*EXERCISE PROMPT:* For every line in the records below that holds "symbol", make a copy.

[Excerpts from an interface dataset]
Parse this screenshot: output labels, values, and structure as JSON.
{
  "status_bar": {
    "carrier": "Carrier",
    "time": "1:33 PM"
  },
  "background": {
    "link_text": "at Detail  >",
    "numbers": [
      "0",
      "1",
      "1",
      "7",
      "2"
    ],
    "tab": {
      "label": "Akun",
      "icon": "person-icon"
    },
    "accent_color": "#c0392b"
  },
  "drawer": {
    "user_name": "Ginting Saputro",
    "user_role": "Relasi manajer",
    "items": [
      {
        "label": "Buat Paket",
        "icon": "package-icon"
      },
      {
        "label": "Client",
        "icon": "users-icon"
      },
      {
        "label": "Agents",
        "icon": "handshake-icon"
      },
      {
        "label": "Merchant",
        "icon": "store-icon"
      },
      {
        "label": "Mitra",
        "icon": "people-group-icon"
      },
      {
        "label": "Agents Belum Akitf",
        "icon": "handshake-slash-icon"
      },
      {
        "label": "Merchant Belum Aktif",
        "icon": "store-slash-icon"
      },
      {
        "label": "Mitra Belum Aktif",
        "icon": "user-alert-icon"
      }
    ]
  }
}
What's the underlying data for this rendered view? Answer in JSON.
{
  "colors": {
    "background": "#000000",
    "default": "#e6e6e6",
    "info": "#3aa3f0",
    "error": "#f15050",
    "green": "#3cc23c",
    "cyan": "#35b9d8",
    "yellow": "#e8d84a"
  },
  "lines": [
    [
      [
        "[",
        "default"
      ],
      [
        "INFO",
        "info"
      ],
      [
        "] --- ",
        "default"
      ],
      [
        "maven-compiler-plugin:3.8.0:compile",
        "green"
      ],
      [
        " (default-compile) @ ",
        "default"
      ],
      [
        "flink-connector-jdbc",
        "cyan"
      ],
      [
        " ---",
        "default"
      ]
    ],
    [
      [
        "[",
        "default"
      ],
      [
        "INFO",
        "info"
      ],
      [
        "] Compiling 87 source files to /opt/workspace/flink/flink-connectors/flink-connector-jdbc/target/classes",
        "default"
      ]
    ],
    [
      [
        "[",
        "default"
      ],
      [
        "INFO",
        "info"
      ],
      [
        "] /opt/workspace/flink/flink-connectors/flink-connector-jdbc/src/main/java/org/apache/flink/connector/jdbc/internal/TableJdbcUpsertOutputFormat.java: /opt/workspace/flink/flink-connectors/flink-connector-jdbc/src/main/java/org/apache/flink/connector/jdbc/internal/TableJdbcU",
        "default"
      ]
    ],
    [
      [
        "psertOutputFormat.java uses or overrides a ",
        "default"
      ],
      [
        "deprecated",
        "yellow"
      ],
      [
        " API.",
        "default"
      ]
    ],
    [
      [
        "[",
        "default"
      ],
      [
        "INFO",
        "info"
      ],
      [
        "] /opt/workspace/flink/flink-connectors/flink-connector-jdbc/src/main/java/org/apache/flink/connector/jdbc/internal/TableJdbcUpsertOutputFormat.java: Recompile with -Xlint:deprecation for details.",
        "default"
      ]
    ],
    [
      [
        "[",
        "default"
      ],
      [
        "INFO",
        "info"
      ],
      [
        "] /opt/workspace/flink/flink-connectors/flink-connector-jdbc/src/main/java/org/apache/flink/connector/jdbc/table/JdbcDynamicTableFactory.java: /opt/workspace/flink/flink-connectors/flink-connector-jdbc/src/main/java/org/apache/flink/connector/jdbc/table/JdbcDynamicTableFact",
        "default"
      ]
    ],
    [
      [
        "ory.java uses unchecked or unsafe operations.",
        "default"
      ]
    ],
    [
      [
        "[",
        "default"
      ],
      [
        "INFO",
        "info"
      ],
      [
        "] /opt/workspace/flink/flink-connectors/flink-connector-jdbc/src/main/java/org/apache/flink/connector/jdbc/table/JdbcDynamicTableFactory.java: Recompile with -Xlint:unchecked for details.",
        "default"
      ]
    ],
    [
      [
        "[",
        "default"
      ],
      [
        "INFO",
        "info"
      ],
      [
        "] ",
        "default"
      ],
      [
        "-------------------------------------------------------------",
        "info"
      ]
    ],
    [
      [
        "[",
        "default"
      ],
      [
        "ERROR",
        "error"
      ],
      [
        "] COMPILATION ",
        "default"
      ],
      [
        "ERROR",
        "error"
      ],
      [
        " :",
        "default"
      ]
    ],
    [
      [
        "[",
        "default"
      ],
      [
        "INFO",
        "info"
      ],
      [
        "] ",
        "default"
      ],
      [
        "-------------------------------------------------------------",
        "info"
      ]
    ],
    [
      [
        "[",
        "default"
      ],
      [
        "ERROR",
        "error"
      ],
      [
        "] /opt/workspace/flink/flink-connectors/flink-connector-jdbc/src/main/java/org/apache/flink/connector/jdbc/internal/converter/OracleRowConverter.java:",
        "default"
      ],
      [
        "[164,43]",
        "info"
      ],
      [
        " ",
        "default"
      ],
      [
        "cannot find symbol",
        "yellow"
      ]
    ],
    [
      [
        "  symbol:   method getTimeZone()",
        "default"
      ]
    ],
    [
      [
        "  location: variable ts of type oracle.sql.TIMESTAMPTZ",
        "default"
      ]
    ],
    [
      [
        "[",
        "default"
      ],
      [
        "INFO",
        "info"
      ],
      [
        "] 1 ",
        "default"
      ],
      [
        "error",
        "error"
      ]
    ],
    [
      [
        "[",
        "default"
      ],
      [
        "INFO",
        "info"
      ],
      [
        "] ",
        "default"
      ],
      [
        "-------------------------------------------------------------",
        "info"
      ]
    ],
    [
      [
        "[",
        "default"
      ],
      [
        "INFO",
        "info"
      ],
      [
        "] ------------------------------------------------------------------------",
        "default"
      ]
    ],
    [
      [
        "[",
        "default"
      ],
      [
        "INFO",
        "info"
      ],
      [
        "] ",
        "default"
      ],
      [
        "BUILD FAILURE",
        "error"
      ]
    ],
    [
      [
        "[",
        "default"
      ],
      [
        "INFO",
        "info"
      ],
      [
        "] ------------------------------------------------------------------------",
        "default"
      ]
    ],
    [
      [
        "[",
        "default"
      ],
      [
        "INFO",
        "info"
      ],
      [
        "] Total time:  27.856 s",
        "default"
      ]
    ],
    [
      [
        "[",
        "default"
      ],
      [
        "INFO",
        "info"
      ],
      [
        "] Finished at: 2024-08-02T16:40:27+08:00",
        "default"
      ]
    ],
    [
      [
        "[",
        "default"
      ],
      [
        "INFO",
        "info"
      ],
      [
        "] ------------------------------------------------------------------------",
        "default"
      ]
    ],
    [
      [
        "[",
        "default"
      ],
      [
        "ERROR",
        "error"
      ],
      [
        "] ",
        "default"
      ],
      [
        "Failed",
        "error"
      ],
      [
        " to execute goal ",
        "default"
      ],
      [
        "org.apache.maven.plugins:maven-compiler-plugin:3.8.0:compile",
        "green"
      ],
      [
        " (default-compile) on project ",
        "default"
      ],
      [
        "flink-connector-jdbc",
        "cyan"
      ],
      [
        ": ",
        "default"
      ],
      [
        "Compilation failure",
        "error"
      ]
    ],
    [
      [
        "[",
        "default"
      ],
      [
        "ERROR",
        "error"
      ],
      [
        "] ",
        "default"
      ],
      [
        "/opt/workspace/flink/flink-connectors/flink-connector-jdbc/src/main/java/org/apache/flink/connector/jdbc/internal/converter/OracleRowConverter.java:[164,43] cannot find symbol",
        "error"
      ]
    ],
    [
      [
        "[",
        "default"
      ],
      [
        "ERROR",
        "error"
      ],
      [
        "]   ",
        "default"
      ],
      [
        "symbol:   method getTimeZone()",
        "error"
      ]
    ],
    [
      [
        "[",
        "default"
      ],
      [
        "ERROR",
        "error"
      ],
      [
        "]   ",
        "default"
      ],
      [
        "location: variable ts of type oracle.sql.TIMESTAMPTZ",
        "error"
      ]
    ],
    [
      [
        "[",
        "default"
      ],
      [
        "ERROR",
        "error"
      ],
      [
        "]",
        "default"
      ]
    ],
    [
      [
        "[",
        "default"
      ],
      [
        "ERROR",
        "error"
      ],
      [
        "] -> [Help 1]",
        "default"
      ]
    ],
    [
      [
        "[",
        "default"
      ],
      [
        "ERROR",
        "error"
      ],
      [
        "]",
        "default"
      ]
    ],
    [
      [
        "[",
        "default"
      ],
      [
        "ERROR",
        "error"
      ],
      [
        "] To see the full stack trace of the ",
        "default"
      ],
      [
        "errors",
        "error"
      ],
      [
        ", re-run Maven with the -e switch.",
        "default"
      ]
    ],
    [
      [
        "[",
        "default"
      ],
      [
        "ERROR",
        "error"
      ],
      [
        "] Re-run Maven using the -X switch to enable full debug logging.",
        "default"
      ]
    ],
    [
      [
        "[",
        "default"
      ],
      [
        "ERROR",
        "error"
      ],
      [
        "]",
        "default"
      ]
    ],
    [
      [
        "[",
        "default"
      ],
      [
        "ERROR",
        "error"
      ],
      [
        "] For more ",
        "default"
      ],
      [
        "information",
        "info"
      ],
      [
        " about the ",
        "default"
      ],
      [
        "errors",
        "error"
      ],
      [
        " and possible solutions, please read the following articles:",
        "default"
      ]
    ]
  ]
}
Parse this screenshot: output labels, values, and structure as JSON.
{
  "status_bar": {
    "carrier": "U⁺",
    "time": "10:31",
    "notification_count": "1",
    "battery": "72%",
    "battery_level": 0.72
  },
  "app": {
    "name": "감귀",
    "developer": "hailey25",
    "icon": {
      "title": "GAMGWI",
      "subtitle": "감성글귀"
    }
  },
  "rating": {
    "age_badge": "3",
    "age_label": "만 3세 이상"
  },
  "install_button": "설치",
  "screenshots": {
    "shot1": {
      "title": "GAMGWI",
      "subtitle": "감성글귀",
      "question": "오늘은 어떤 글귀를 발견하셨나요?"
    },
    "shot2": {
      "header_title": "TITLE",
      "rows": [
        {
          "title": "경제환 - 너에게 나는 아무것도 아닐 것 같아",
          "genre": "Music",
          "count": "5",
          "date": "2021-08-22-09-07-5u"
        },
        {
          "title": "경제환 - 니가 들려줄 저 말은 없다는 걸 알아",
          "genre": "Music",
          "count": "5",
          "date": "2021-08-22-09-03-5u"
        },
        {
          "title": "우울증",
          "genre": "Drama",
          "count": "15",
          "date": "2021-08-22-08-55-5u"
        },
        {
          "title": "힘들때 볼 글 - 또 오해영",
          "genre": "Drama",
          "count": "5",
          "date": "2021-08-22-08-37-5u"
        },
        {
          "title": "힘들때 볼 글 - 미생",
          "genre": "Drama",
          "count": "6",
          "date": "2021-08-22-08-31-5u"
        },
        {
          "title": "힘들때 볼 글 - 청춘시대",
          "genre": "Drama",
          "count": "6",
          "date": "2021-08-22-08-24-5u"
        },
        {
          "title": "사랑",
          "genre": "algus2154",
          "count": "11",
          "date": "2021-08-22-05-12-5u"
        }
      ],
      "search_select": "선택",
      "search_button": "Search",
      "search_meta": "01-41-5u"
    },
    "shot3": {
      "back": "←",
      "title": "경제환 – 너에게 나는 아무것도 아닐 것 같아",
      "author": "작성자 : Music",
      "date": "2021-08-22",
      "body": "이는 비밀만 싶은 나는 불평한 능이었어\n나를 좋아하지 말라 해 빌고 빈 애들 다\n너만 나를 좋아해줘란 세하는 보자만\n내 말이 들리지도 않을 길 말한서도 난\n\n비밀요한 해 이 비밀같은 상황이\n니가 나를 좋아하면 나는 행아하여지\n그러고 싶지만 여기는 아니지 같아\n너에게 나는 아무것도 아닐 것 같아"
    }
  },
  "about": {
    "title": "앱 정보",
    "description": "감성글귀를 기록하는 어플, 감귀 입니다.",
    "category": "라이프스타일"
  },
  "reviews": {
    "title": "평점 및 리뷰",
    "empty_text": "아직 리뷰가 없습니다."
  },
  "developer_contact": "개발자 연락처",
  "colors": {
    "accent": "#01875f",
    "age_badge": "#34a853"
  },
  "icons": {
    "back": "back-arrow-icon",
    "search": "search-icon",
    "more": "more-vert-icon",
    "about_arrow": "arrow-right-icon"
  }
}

*EXERCISE SOLUTION:*
        "cannot find symbol",
        "  symbol:   method getTimeZone()",
        "/opt/workspace/flink/flink-connectors/flink-connector-jdbc/src/main/java/org/apache/flink/connector/jdbc/internal/converter/OracleRowConverter.java:[164,43] cannot find symbol",
        "symbol:   method getTimeZone()",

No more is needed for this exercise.